We might be in the midst of this really modern smartphone era. Yet there are a few of us who can’t wait to get our hands on all things vintage. A typewriter, a cassette player or even better a Polaroid camera. While the typewriter and CD players are long gone, we still get to lay our hands on some instant cameras even today.
The company Polaroid, unfortunately, shut down declaring itself bankrupt twice (in 2001 and 2008), leaving us only with a few models along the way. It’s good news for us vintage-lovers as we still have a new range of products from Fujifilm, Lomo and the Impossible Project.
Digitalisation might have been the main problem for these companies to get back into the markets but there has been a great surge in the demand for film photography in the recent years.

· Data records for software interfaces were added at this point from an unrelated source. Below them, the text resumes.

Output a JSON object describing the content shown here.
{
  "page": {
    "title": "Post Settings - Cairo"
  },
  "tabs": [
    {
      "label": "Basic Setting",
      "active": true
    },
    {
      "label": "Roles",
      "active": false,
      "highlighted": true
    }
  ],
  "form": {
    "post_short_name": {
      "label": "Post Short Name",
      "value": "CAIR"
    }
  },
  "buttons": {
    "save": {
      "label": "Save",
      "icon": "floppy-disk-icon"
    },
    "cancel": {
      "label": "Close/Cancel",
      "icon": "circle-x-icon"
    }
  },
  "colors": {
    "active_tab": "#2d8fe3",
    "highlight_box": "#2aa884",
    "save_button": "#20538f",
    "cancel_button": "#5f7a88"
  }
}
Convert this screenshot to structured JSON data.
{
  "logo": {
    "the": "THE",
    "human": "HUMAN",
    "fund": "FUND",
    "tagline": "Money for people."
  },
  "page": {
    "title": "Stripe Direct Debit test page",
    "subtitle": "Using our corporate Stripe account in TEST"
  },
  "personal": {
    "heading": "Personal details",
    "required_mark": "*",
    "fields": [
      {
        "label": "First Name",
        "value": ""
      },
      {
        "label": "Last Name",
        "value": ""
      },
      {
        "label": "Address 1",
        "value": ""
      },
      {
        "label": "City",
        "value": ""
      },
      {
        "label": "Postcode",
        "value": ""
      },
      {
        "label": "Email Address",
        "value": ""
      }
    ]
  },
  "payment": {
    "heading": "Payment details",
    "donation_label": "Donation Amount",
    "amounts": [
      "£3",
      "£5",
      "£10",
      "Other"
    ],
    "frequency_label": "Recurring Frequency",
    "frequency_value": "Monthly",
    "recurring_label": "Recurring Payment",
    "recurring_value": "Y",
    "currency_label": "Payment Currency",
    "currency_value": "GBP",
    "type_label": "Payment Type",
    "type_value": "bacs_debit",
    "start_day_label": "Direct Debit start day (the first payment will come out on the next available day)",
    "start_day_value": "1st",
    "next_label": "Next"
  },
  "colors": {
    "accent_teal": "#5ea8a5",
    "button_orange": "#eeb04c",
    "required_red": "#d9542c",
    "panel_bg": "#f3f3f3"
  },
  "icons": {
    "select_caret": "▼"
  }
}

Numbers, as given by major brands like Kodak, Fujifilm and Harman Technology, indicate a growth of 5% annually on the demand of black and white film.“Our professional film sales have been increasing over the last two or three years,” confirms Dennis Olbrich, president of Kodak Alaris’ imaging, paper, photo chemicals, and film division.These cameras have upgraded to a captivating new design to fit modern requirements of portability and connectivity, but still, hold the vintage essence as the age-old concept of the picture developing out within minutes still holds true!
Fujifilm also shows a rise in net sales of about 5 million dollars in 2015, as compared to 3.4 million dollars in
Film photography seems to be up after almost a decade of decline the major reasons for this decline being digitalisation as mentioned before.
Typically it comes out as a credit-card sized picture but there are also some cameras that work with a wider film. Some really interesting variations of the film are out in the market, for example, Black and White Film, Colorful film, or some comic based films as well. These variations are really fun and the pictures turn out to be beautiful.
A lot of credit of the sudden revival of film photography goes to the professional photographers who have gone back to the vintage film photography. While wedding photographers think that with film photography, they can add a lot of value to their client. And, give a lot more precision as film requires a photographer to plan and think their image out better than a digital one.
A lot of photographers prefer this photography to just distinguish their work from the crowd of digital photographers.
For more serious photography, the cameras come with a number of built-in goodies such as landscape modes or shutter speed control. However, the main drawback is that there is no additional lens available for these instant cameras.
The cost of these cameras typically starts around $50, and goes all the way up to $400. Of course, it varies depending on the type of camera and the brand. Film costs about $14 for a pack of 20 which is another major disadvantage of the camera.
Film photography certainly brings along a lot of nostalgia. It has also improvised a great lot from then on. From the amateur to the professional, these cameras have something to capture for all of us!